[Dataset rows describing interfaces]
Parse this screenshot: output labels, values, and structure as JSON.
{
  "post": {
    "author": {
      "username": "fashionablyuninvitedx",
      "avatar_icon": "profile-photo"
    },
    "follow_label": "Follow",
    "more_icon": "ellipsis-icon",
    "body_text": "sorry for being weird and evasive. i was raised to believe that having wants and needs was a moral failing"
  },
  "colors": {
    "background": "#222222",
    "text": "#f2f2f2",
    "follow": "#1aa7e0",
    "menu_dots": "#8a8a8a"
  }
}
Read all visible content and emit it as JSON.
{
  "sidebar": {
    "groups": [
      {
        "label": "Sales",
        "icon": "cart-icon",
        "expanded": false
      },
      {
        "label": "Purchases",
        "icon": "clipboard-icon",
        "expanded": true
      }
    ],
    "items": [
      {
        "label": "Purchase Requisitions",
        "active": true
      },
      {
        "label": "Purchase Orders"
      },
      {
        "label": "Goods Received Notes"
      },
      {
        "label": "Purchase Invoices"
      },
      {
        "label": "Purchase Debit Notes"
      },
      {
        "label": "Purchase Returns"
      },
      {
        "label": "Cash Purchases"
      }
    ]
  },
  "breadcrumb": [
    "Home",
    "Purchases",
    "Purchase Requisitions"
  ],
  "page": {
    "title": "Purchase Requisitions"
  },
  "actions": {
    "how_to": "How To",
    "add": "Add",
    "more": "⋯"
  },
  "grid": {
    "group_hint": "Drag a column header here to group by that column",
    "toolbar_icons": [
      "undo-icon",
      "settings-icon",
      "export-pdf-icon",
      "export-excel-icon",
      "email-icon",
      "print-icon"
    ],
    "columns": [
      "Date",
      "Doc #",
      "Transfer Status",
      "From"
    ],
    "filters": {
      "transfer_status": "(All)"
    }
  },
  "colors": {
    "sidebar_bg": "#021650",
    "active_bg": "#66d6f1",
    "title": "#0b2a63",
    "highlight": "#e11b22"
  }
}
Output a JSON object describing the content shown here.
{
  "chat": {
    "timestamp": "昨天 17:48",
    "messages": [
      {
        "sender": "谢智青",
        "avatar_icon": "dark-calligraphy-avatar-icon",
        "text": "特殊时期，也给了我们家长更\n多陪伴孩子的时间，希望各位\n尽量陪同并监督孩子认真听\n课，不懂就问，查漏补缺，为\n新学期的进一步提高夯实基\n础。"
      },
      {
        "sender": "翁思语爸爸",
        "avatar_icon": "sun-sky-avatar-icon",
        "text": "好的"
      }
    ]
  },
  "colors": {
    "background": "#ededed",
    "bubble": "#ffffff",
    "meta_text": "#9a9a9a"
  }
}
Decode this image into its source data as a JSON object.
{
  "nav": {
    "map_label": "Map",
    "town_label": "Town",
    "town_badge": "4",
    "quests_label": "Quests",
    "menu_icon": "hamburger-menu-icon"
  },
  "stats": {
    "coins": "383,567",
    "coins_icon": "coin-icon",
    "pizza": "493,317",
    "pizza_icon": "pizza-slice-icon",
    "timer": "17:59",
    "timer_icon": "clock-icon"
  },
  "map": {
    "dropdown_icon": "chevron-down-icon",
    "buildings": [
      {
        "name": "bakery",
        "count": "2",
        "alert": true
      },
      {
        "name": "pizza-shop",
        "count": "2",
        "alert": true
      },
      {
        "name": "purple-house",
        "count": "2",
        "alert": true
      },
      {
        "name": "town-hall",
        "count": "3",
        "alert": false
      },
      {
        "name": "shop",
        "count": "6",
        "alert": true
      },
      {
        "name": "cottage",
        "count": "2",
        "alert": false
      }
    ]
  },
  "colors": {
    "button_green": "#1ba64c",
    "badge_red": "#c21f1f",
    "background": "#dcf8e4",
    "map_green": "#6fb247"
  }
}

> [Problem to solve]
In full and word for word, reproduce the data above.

> [Exercise answer]
Parse this screenshot: output labels, values, and structure as JSON.
{
  "post": {
    "author": {
      "username": "fashionablyuninvitedx",
      "avatar_icon": "profile-photo"
    },
    "follow_label": "Follow",
    "more_icon": "ellipsis-icon",
    "body_text": "sorry for being weird and evasive. i was raised to believe that having wants and needs was a moral failing"
  },
  "colors": {
    "background": "#222222",
    "text": "#f2f2f2",
    "follow": "#1aa7e0",
    "menu_dots": "#8a8a8a"
  }
}
Read all visible content and emit it as JSON.
{
  "sidebar": {
    "groups": [
      {
        "label": "Sales",
        "icon": "cart-icon",
        "expanded": false
      },
      {
        "label": "Purchases",
        "icon": "clipboard-icon",
        "expanded": true
      }
    ],
    "items": [
      {
        "label": "Purchase Requisitions",
        "active": true
      },
      {
        "label": "Purchase Orders"
      },
      {
        "label": "Goods Received Notes"
      },
      {
        "label": "Purchase Invoices"
      },
      {
        "label": "Purchase Debit Notes"
      },
      {
        "label": "Purchase Returns"
      },
      {
        "label": "Cash Purchases"
      }
    ]
  },
  "breadcrumb": [
    "Home",
    "Purchases",
    "Purchase Requisitions"
  ],
  "page": {
    "title": "Purchase Requisitions"
  },
  "actions": {
    "how_to": "How To",
    "add": "Add",
    "more": "⋯"
  },
  "grid": {
    "group_hint": "Drag a column header here to group by that column",
    "toolbar_icons": [
      "undo-icon",
      "settings-icon",
      "export-pdf-icon",
      "export-excel-icon",
      "email-icon",
      "print-icon"
    ],
    "columns": [
      "Date",
      "Doc #",
      "Transfer Status",
      "From"
    ],
    "filters": {
      "transfer_status": "(All)"
    }
  },
  "colors": {
    "sidebar_bg": "#021650",
    "active_bg": "#66d6f1",
    "title": "#0b2a63",
    "highlight": "#e11b22"
  }
}
Output a JSON object describing the content shown here.
{
  "chat": {
    "timestamp": "昨天 17:48",
    "messages": [
      {
        "sender": "谢智青",
        "avatar_icon": "dark-calligraphy-avatar-icon",
        "text": "特殊时期，也给了我们家长更\n多陪伴孩子的时间，希望各位\n尽量陪同并监督孩子认真听\n课，不懂就问，查漏补缺，为\n新学期的进一步提高夯实基\n础。"
      },
      {
        "sender": "翁思语爸爸",
        "avatar_icon": "sun-sky-avatar-icon",
        "text": "好的"
      }
    ]
  },
  "colors": {
    "background": "#ededed",
    "bubble": "#ffffff",
    "meta_text": "#9a9a9a"
  }
}
Decode this image into its source data as a JSON object.
{
  "nav": {
    "map_label": "Map",
    "town_label": "Town",
    "town_badge": "4",
    "quests_label": "Quests",
    "menu_icon": "hamburger-menu-icon"
  },
  "stats": {
    "coins": "383,567",
    "coins_icon": "coin-icon",
    "pizza": "493,317",
    "pizza_icon": "pizza-slice-icon",
    "timer": "17:59",
    "timer_icon": "clock-icon"
  },
  "map": {
    "dropdown_icon": "chevron-down-icon",
    "buildings": [
      {
        "name": "bakery",
        "count": "2",
        "alert": true
      },
      {
        "name": "pizza-shop",
        "count": "2",
        "alert": true
      },
      {
        "name": "purple-house",
        "count": "2",
        "alert": true
      },
      {
        "name": "town-hall",
        "count": "3",
        "alert": false
      },
      {
        "name": "shop",
        "count": "6",
        "alert": true
      },
      {
        "name": "cottage",
        "count": "2",
        "alert": false
      }
    ]
  },
  "colors": {
    "button_green": "#1ba64c",
    "badge_red": "#c21f1f",
    "background": "#dcf8e4",
    "map_green": "#6fb247"
  }
}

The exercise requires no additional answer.